It’s interview time again! Michael had an e-sit down with Philip Buchanan, the mastermind behind indie title, 39 Days to Mars.
Michael: How did you get from little old New Zealand to Square Enix and now working as an independent developer?
Philip: I actually took a fairly round-about route, going from a Computer Engineering degree at Canterbury University to a PhD in image processing – about half of which I studied with a computer graphics research group at Lund University in Sweden. It was through this that I ended up in touch with Eidos Montréal (who were working on Deus Ex Mankind Divided) and through that, their sister company Square Enix Montréal. After four years of juggling full time development at Square Enix with my spare-time project of 39 Days to Mars, I realised that if I ever wanted to finish it I’d have to work on it full time – which I did.Michael: Where did the idea for 39 Days to Mars come from? What were your main inspirations?
Philip: 39 Days to Mars started life as a small web game after I read an article in a science magazine about the VASIMR spaceship engine (which could “take humans to mars in 39 days”). It seemed like a great idea for a game, and so I started working on it.
Both the characters and the setting were inspired by my love of old sci-fi and adventure books. I’m an avid reader, and everything from classic books to more obscure childhood favourites – Jules Verne, Asimov, Norman Hunter – gave the background for the two intrepid but slightly incompetent characters. Growing up in New Zealand, I’m sure some of the dry NZ humour has slipped into their personalities as well.
The setting and art style came from a mix of engineering drawings & architectural plans from the time and the crazy inventions of illustrators such as W. Heath Robinson and Quentin Blake.Michael: What has been the hardest part in creating this game as an independent developer?

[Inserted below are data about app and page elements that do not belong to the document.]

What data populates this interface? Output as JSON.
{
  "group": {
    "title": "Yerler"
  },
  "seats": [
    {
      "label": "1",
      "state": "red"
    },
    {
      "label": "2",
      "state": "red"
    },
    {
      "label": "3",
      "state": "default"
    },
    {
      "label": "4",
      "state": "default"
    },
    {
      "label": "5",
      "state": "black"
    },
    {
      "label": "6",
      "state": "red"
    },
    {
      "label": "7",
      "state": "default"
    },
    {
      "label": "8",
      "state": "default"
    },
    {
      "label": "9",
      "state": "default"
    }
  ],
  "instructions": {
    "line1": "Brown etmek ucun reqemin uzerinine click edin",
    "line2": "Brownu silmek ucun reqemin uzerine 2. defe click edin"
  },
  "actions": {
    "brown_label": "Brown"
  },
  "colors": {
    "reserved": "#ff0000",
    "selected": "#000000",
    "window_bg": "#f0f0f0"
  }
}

In terms of development, what is the biggest difference between working for a company as large as Square, and now as an independent dev?
Philip: The main challenge working alone is balancing the work across all parts of the game. Some days I would be working on low-level technical details, others I’d spend drawing the artwork, writing the dialogue, or designing the UI. On top of this is the time spent focusing on marketing and PR, talking to platform holders and negotiating publishing deals. It’s hard to change focus so significantly, and I have to be careful to spend my time where it’s most needed.
Michael: The indie games market is flooded with games, how have you tackled this to achieve a point of difference?
Philip: The game is designed from the ground up to support two players. There is a single-player mode where you can play it solo, but it really shines when you play it with a friend or your partner. I feel that there aren’t enough long-form multiplayer games out there, and hopefully 39 Days to Mars can fill this gap.
Some NZ questions:
Michael: What do you miss most about NZ?
Philip: There’s a lot I miss about New Zealand! The people and our relaxed approach to life is something I feel we overlook and is underrated. The easy and open access to our amazing nature, and the system of DOC tramping huts and tracks is unlike anything else I’ve seen. Being an avid camper and tramper, it’s something I really miss. And having family and friends back in New Zealand is tough, because it’s such a long trip to make regularly to see everyone.
Michael: If you could bring one iconic Kiwiana item to you right now, what would it be?
Philip: Vegemite. I take some back with me every time I visit NZ, but I just finished my last jar!
Michael: Are you ever going to come back?
Philip: Yes, I hope so!